Tuesday, August 19, 2008

Once Upon an Amusement Park

I rode yesterday evening to another place that had once been magical to me - the site of the former Rocky Glen Park, a few towns away in Moosic. There were a number of amusement parks in and around the valley when I was growing up, and while mom and dad didn't spoil my sister and me with visits to them, the times we had at each of them were larger than life.

Like many parks of its day, Rocky Glen's existence was tied up with a local passenger rail line. Back in its day, a scooter ride wouldn't have gotten one to the park because the only access to the park, by design, was the railroad according to the article linked to the park's name up above. It was common in the early 1900s for rail lines to create parks outside the suburban setting to generate revenue on the weekends.

All that remains on the site of the former park is the historical sign pictured here, and this...

No flashing lights. No whirligigs. All that welcomed us there was a simple hand painted sign, but what a welcome it was!
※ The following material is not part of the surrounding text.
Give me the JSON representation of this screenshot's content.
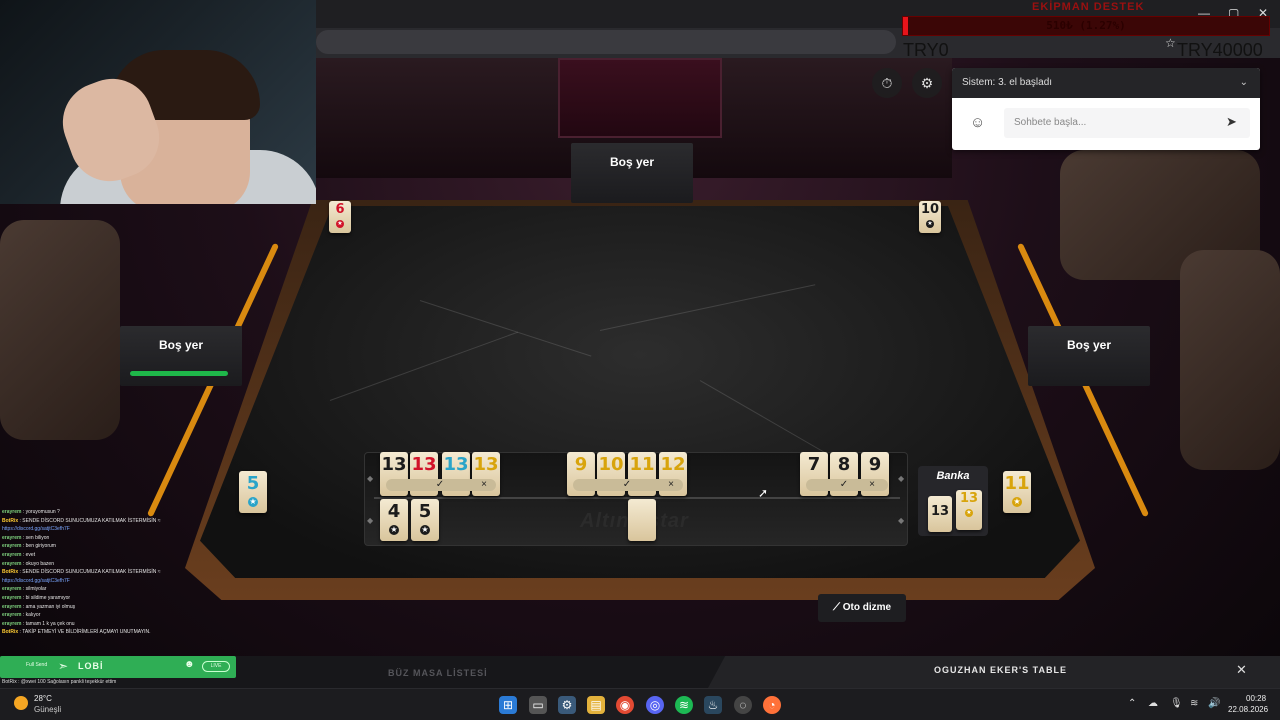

It hurts to see things of my childhood torn down. Why have we made the things that served us so well as kids into things that aren't good enough for our own kids? We'll travel by plane to give the big mouse yet more money while grass grows up in the lots right here in our own backyards where our dads parked their own cars a long time ago in making our childhoods special.


Marc said...

That sign reminds me of the Tillie sign that resided in Steeplechase Park in Asbury Park, NJ. That park met with the same fate as yours...


Jonathan Ziegler said...

There are still two of these locally owned an operated parks in my neck of the woods. Delgrosso's in Tipton, Pa., and Lakemont in Altoona.

My daughter and her friends prefer Delgrosso's. According to the 5th grade set, they have the better water park.

What I miss are drive-ins. The last surviving one in my county closed last summer.

Earl Thomas said...

I think that most people would call it progress, but I wouldn't neccessarily agree with that. Ipods, Xbox, Satellite television with 200 channels of garbage, what memories will they hold?

I'm old enough to remember what it was like to have only 2 channels on the T.V. and video games were of little interest to my group of friends.

My Fathers old Chevy truck parked in the backyard and my childhood imagination were all that I required, memories of make believe road trips from behind the wheel of that big golden pickup truck still play over and over in great detail in my mind to this day.

I doubt that today's kids will share the same warm memories of their playstations. Sad but true.


Lance said...

You make a good point. We spend a lot of money and time to go somewhere fun, forgetting that there are some great places to play close by.